Happily, for this position I just care about the next few weeks. The trend is clear, and even if I'm wrong about that short span of time, the position is well hedged.

So, shutting out the lament, I've opened the position as described above. The fill wasn't entirely easy, as I had to lower my ask by 3 cents in order to find a buyer.

-- Tim Bovee, Portland, Oregon, Dec. 15, 2014


My volatility trading rules can be read here. For a discussion of the rationale behind the rules, see my essay, "Rules for very short term trades".

From time to time I use the number 68.2% in using applied volatility to calculate the expected trading range. This comes from statistics and refers to the one standard deviation boundaries, which are expected to contain 68.2% of whatever is being studied. Putting it another way, given an item (a trade or whatever), there is a 68.2% chance that it will appear within those boundaries.

My method of scoring price and volatility responses to earnings, used in the "Chart" section, is the simplest imaginable. Looking at the four most recent earnings announcements, I give one point for a rising price or rising volatility in the week after the announcement, subtract a point to a falling price or volatility, and give a zero if the response is  sideways movement. I then add the four quarters together to produce separate scores for price and volatility, and then add the two to produce a combined score. 

Tim Bovee, Private Trader tracks the analysis and trades of a private trader for his own accounts. Nothing in this blog constitutes a recommendation to buy or sell stocks, options or any other financial instrument. The only purpose of this blog is to provide education and entertainment.
No trader is ever 100 percent successful in his or her trades. Trading in the stock and option markets is risky and uncertain. Each trader must make trading decisions for his or her own account, and take responsibility for the consequences.

Creative Commons License
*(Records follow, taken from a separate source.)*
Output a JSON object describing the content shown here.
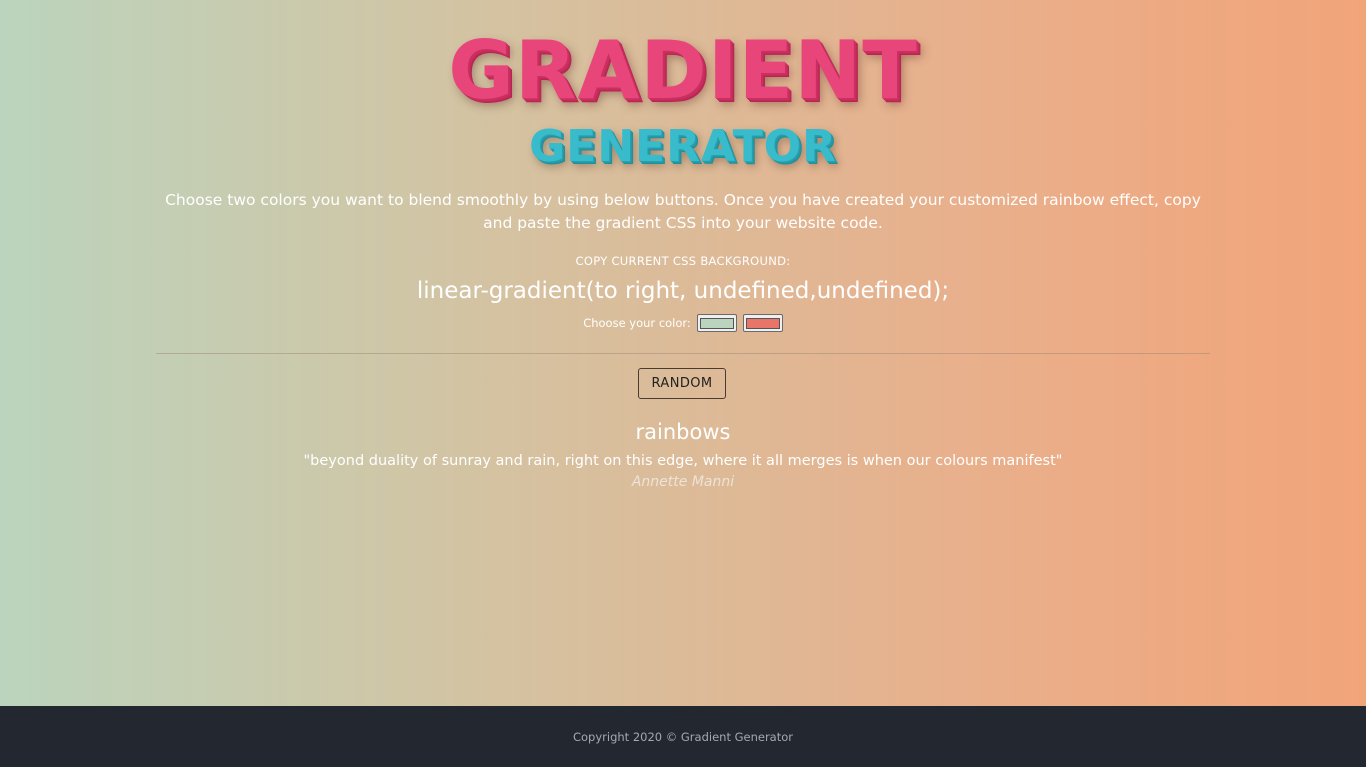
{
  "header": {
    "title": "GRADIENT",
    "subtitle": "GENERATOR"
  },
  "intro": {
    "text": "Choose two colors you want to blend smoothly by using below buttons. Once you have created your customized rainbow effect, copy and paste the gradient CSS into your website code."
  },
  "css_output": {
    "label": "COPY CURRENT CSS BACKGROUND:",
    "value": "linear-gradient(to right, undefined,undefined);"
  },
  "color_picker": {
    "label": "Choose your color:",
    "color1": "#bbd4bd",
    "color2": "#e87567"
  },
  "random_button": {
    "label": "RANDOM"
  },
  "quote": {
    "title": "rainbows",
    "text": "\"beyond duality of sunray and rain, right on this edge, where it all merges is when our colours manifest\"",
    "author": "Annette Manni"
  },
  "footer": {
    "text": "Copyright 2020 © Gradient Generator"
  },
  "colors": {
    "gradient_left": "#bbd4bd",
    "gradient_right": "#f2a479",
    "title": "#e8457a",
    "subtitle": "#38bccb",
    "footer_bg": "#232830"
  }
}
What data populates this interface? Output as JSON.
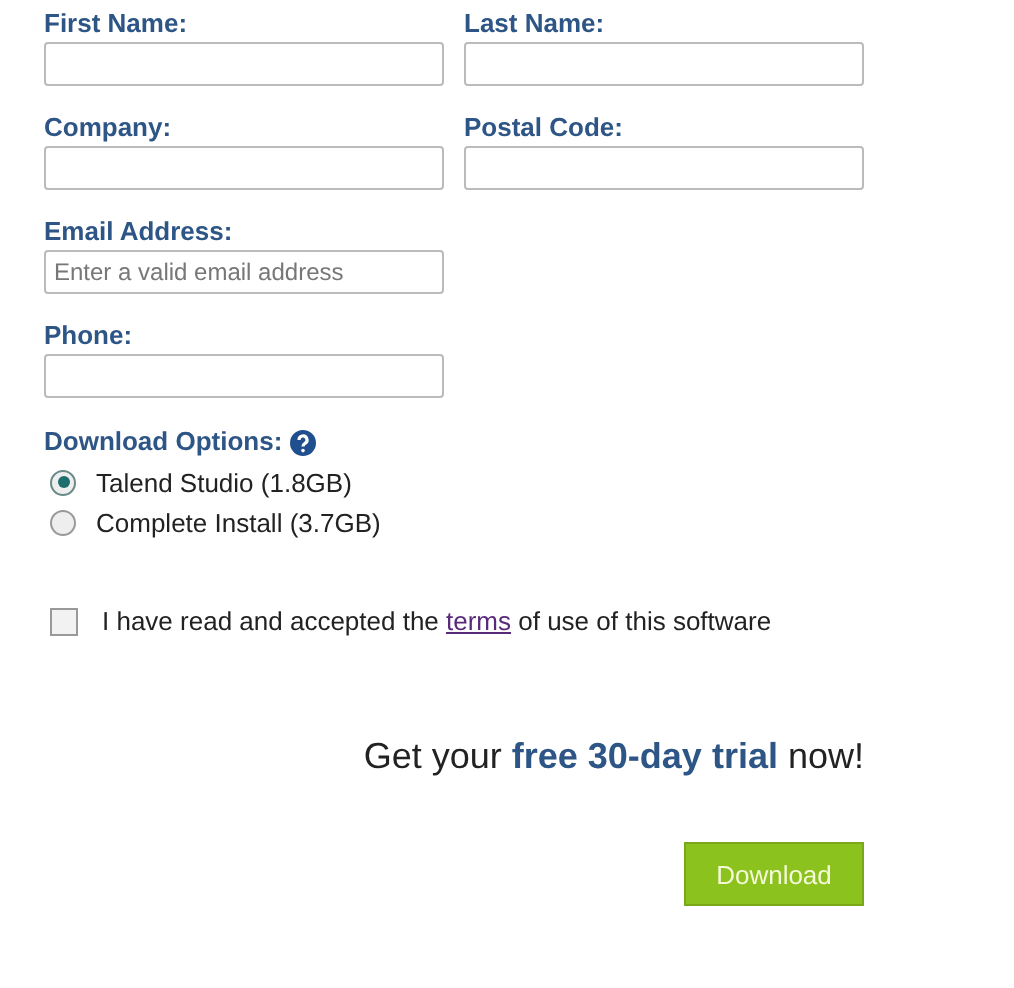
{
  "fields": [
    {
      "label": "First Name:"
    },
    {
      "label": "Last Name:"
    },
    {
      "label": "Company:"
    },
    {
      "label": "Postal Code:"
    },
    {
      "label": "Email Address:",
      "placeholder": "Enter a valid email address"
    },
    {
      "label": "Phone:"
    }
  ],
  "download_options": {
    "label": "Download Options:",
    "options": [
      {
        "label": "Talend Studio (1.8GB)",
        "selected": true
      },
      {
        "label": "Complete Install (3.7GB)",
        "selected": false
      }
    ]
  },
  "terms": {
    "checked": false,
    "before": "I have read and accepted the",
    "link": "terms",
    "after": "of use of this software"
  },
  "promo": "Get your **free 30-day trial** now!",
  "button": "Download"
}
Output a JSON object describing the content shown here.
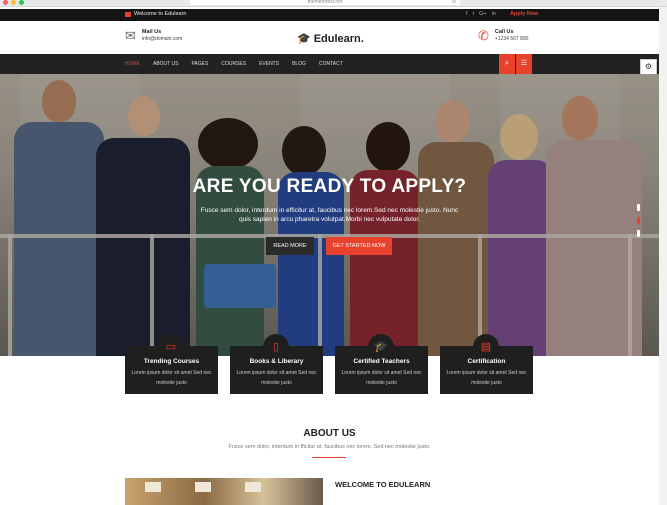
{
  "browser": {
    "url": "themeforest.net",
    "controls": [
      "#ff5f57",
      "#febc2e",
      "#28c840"
    ]
  },
  "topbar": {
    "welcome": "Welcome to Edulearn",
    "social": [
      "f",
      "t",
      "G+",
      "in"
    ],
    "apply": "Apply Now"
  },
  "header": {
    "mail": {
      "title": "Mail Us",
      "value": "info@domain.com",
      "icon": "envelope-icon"
    },
    "logo": "Edulearn.",
    "call": {
      "title": "Call Us",
      "value": "+1234 567 890",
      "icon": "phone-icon"
    }
  },
  "nav": {
    "items": [
      "HOME",
      "ABOUT US",
      "PAGES",
      "COURSES",
      "EVENTS",
      "BLOG",
      "CONTACT"
    ],
    "active": "HOME"
  },
  "hero": {
    "title": "ARE YOU READY TO APPLY?",
    "subtitle": "Fusce sem dolor, interdum in efficitur at, faucibus nec lorem.Sed nec molestie justo. Nunc quis sapien in arcu pharetra volutpat.Morbi nec vulputate dolor.",
    "btn_primary": "READ MORE",
    "btn_secondary": "GET STARTED NOW"
  },
  "features": [
    {
      "title": "Trending Courses",
      "desc": "Lorem ipsum dolor sit amet Sed nec molestie justo",
      "icon": "monitor-icon"
    },
    {
      "title": "Books & Liberary",
      "desc": "Lorem ipsum dolor sit amet Sed nec molestie justo",
      "icon": "book-icon"
    },
    {
      "title": "Certified Teachers",
      "desc": "Lorem ipsum dolor sit amet Sed nec molestie justo",
      "icon": "graduation-cap-icon"
    },
    {
      "title": "Certification",
      "desc": "Lorem ipsum dolor sit amet Sed nec molestie justo",
      "icon": "certificate-icon"
    }
  ],
  "about": {
    "title": "ABOUT US",
    "subtitle": "Fusce sem dolor, interdum in fficitur at, faucibus nec lorem. Sed nec molestie justo.",
    "welcome": "WELCOME TO EDULEARN"
  },
  "colors": {
    "accent": "#e8412c",
    "dark": "#222222"
  }
}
All content on Tim Bovee, Private Trader by Timothy K. Bovee is licensed under a Creative Commons Attribution-ShareAlike 4.0 International License.

Based on a work at

No comments:

Post a Comment